WASHINGTON — After a divisive and controversial presidential election in 2007 that led to post-election violence and a unity government lead by rivals Mwai Kibaki and Raila Odinga, Kenyans will go to the polls again on Aug. 4 to cast yet another controversial and potentially divisive vote.
This time, Kenyans will be voting on a new constitution, not for or against a specific politician. But without a doubt, the referendum votes cast for or against the new constitution will be based equally on politics and substance.
In the backdrop, the International Criminal Court has launched a new investigation into political leaders from both major political parties, President Kibaki’s PNU and Prime Minister Odinga’s ODM, that organized and supported post-election violence in 2007.
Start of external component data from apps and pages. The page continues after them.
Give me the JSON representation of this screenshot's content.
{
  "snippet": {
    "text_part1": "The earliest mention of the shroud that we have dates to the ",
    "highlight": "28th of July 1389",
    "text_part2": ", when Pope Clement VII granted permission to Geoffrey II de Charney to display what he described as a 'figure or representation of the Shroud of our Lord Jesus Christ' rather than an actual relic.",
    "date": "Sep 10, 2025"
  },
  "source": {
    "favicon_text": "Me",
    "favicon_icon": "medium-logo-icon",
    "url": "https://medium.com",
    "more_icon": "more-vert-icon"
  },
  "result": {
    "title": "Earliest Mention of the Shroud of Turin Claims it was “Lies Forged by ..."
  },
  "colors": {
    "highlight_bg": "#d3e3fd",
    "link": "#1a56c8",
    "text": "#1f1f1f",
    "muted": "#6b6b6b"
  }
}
In 2005, 58 percent of Kenyans voted against a new constitution. Today, many of the issues that killed that proposed constitution in 2005 remain in the new document to be voted on in July. A survey of the issues gives an accurate representation of what divides Kenya on this vote. Roughly 80 percent of Kenya’s population is Christian while 10 percent to 25 percent is Muslim. This brings us to divisive issue number one in the proposed constitution.
Following Kenya’s independence in 1963, Muslims have had the constitutional authority to operate Kadhis’ courts. Under the proposed constitution, these Islamic law courts will have jurisdiction over Muslims to determine personal status, marriage, divorce and inheritance. This may seem benign without a further reading of the proposed constitution’s Bill of Rights. Under Article 24 of the proposed constitution, which includes the legal limitations of the bill of rights, the right of equality “shall be qualified to the extent strictly necessary for the application of Muslim law before the Kadhi’s courts.”
Not only is this a violation of the right to equality guaranteed to all Kenyans, with discrimination based on sex and religion banned under the proposed Bill of Rights, it is an abject assault on the rights of Muslim women in Kenya. Further, Kenya’s dominant Christian minority has no access to religious courts of their choosing where the laws of the church would apply.
Muslim Kenyans have access to a separate legal code, Islamic law and a separate court system, Kadhis’ courts. Christian Kenyans opposed this court system in 2005 and will be opposing it again in campaigns against the proposed constitution.